### Problem
The answer must consist of every line below that holds the word "русски".

Record excerpts: Begin

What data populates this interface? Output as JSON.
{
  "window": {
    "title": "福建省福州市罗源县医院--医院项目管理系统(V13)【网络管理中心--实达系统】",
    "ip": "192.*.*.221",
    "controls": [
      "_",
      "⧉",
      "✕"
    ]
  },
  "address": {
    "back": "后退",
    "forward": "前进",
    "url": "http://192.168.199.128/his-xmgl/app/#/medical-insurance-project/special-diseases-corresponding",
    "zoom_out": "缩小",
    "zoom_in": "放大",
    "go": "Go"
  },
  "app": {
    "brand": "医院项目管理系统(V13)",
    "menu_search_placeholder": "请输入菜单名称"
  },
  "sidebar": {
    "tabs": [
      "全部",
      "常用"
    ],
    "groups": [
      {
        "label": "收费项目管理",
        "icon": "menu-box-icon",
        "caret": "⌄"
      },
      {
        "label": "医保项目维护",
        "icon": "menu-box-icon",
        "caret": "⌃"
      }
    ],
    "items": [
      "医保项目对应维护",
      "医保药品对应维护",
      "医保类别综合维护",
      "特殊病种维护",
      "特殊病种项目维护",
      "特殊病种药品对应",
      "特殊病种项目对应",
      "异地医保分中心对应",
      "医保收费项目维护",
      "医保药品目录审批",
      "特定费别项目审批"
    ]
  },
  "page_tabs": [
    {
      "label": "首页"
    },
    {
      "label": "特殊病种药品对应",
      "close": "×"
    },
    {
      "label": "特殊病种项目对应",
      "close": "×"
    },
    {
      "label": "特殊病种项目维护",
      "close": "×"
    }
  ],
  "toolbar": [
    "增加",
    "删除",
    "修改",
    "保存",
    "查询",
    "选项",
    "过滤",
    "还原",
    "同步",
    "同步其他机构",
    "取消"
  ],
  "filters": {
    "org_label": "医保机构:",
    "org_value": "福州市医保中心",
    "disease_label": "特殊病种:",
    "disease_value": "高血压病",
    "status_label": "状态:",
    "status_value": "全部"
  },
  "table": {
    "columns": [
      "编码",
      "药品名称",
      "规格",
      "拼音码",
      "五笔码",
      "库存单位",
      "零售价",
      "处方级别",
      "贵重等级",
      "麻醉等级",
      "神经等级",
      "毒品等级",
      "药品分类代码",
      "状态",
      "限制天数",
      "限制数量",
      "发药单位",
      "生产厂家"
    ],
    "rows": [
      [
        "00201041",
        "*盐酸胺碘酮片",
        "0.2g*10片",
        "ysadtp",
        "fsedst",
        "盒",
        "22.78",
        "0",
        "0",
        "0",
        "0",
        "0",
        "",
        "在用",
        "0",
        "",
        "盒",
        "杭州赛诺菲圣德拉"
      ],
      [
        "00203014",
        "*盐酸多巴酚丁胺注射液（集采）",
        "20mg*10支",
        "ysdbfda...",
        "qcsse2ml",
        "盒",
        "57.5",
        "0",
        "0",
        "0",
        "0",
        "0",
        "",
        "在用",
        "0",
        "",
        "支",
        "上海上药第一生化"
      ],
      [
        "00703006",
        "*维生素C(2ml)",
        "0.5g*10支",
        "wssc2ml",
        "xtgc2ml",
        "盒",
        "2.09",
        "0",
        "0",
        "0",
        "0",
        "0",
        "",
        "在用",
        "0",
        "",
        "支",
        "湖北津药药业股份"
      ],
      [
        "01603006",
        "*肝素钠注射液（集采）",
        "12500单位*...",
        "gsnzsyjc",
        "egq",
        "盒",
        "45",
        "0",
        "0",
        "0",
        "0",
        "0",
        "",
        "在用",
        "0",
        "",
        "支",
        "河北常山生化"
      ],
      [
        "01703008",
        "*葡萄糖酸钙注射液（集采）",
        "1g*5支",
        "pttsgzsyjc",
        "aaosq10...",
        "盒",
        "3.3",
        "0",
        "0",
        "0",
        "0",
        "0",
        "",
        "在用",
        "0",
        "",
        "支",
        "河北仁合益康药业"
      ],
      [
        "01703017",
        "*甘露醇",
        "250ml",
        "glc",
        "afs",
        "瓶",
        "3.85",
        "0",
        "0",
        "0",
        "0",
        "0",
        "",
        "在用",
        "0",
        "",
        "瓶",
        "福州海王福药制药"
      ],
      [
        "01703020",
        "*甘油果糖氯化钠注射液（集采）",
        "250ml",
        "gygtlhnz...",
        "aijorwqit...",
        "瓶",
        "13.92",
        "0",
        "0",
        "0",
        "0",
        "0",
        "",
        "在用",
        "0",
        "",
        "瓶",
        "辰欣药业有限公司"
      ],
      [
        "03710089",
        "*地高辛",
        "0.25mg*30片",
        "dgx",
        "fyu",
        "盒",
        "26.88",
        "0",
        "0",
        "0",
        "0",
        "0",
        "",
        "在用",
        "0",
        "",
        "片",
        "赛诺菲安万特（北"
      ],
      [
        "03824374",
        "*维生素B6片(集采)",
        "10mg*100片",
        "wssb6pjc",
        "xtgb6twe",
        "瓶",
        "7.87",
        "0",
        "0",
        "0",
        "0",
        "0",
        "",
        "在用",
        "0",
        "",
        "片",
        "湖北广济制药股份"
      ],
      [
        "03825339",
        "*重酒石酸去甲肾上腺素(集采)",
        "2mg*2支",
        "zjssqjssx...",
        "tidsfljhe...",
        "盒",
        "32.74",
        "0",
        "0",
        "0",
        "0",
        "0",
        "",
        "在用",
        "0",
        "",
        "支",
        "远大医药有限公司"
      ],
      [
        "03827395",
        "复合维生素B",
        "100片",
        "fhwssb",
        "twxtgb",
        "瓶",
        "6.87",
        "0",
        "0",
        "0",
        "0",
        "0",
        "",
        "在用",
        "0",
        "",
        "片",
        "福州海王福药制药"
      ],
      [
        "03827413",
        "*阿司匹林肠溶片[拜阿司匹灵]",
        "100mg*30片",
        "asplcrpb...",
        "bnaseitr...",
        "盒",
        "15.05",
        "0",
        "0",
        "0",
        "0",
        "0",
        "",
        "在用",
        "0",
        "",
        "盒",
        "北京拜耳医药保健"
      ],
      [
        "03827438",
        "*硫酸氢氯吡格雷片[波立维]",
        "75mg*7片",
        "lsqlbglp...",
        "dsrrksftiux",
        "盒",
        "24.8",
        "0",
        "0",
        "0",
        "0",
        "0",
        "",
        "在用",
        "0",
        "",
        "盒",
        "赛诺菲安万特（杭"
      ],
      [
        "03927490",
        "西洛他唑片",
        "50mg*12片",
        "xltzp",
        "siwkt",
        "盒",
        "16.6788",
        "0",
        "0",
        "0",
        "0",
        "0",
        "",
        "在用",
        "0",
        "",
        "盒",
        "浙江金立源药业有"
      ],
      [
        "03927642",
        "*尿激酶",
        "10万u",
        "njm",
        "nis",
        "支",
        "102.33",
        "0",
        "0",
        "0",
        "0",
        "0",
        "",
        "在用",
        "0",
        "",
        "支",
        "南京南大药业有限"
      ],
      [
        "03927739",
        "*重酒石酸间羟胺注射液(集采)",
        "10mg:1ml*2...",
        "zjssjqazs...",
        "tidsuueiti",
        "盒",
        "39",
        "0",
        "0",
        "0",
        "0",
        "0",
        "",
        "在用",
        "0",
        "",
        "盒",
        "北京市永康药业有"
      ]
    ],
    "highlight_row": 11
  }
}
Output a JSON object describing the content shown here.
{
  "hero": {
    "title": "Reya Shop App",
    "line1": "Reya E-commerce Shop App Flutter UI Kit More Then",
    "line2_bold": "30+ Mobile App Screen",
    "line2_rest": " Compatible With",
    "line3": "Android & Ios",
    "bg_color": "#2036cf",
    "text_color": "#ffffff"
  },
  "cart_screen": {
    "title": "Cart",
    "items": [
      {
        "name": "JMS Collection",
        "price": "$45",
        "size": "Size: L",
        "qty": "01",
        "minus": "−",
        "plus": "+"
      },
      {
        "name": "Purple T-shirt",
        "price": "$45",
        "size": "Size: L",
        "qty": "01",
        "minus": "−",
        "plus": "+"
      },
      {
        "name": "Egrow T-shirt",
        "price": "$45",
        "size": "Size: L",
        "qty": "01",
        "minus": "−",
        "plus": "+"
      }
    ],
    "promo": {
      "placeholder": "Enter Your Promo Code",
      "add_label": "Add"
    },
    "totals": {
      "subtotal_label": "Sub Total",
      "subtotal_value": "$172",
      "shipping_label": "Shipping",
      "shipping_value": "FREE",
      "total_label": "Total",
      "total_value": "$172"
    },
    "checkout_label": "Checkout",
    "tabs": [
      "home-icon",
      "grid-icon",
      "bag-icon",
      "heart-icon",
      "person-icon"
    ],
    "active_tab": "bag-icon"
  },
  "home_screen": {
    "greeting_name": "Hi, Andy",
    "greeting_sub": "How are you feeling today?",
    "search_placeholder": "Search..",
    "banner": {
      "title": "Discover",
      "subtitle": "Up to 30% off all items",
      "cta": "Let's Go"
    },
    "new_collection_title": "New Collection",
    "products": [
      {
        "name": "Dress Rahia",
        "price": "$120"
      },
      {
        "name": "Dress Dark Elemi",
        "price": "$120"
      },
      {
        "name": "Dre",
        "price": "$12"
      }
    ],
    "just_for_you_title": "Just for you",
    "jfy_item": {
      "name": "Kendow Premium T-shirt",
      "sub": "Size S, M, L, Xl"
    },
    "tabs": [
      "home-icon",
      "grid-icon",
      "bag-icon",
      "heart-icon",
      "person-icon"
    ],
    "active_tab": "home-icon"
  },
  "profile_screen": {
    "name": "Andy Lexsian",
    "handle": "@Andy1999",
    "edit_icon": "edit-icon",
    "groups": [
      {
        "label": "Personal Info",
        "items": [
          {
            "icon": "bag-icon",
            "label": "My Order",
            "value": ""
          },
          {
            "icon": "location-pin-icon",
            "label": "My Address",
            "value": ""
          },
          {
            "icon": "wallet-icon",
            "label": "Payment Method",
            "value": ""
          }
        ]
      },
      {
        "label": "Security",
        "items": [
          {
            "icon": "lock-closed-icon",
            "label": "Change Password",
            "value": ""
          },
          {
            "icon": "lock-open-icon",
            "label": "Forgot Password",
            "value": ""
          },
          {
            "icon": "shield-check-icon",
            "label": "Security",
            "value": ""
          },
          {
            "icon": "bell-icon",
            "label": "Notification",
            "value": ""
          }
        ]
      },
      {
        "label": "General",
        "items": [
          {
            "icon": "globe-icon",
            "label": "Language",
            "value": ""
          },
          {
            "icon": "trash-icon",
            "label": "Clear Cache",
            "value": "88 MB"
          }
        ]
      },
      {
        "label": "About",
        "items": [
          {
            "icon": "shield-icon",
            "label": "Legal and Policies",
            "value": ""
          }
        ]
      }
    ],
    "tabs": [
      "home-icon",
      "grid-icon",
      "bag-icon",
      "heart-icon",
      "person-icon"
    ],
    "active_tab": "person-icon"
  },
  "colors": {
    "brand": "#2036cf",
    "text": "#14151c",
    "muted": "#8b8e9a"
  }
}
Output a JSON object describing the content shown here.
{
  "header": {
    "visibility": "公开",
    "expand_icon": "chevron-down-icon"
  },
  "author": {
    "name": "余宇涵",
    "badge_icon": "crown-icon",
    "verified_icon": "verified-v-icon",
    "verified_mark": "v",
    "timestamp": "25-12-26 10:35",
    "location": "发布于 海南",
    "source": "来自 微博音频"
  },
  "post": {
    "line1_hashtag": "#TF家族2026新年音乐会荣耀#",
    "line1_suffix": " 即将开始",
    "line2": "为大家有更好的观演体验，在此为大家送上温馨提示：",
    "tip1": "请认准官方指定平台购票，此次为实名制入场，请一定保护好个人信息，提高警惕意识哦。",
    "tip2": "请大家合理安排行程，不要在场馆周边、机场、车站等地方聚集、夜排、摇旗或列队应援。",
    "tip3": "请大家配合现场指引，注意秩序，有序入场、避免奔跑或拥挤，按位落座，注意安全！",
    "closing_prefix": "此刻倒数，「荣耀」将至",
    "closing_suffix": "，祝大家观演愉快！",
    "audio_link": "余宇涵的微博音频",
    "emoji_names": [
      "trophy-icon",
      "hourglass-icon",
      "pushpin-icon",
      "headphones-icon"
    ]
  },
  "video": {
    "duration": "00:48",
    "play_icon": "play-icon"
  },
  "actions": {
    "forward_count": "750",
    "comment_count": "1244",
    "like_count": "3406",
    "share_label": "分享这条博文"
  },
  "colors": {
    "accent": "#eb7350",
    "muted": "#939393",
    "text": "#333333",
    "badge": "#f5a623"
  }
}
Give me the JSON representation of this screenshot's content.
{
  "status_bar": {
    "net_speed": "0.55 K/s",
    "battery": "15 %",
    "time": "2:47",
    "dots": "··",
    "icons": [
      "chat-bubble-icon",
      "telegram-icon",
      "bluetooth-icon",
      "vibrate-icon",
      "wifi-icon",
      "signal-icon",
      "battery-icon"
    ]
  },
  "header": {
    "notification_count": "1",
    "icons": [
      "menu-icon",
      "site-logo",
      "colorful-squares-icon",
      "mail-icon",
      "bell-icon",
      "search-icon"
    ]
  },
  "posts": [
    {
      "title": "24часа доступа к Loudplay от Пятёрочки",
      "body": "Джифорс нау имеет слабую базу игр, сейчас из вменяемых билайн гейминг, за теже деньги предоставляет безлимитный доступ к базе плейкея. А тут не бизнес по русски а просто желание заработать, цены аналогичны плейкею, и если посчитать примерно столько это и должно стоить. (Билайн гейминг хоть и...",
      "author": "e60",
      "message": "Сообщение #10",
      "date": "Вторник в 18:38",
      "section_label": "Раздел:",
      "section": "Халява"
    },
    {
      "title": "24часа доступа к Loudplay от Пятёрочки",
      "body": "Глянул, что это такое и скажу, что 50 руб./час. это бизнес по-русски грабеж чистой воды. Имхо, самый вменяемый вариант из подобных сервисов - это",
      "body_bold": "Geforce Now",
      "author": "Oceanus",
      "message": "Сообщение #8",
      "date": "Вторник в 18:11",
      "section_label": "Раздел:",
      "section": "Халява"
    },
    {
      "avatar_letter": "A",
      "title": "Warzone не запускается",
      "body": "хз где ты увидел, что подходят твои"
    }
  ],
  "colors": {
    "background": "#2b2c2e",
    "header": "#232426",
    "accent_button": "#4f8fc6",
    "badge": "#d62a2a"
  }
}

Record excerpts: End

### Output for this task
      "body": "Джифорс нау имеет слабую базу игр, сейчас из вменяемых билайн гейминг, за теже деньги предоставляет безлимитный доступ к базе плейкея. А тут не бизнес по русски а просто желание заработать, цены аналогичны плейкею, и если посчитать примерно столько это и должно стоить. (Билайн гейминг хоть и...",
      "body": "Глянул, что это такое и скажу, что 50 руб./час. это бизнес по-русски грабеж чистой воды. Имхо, самый вменяемый вариант из подобных сервисов - это",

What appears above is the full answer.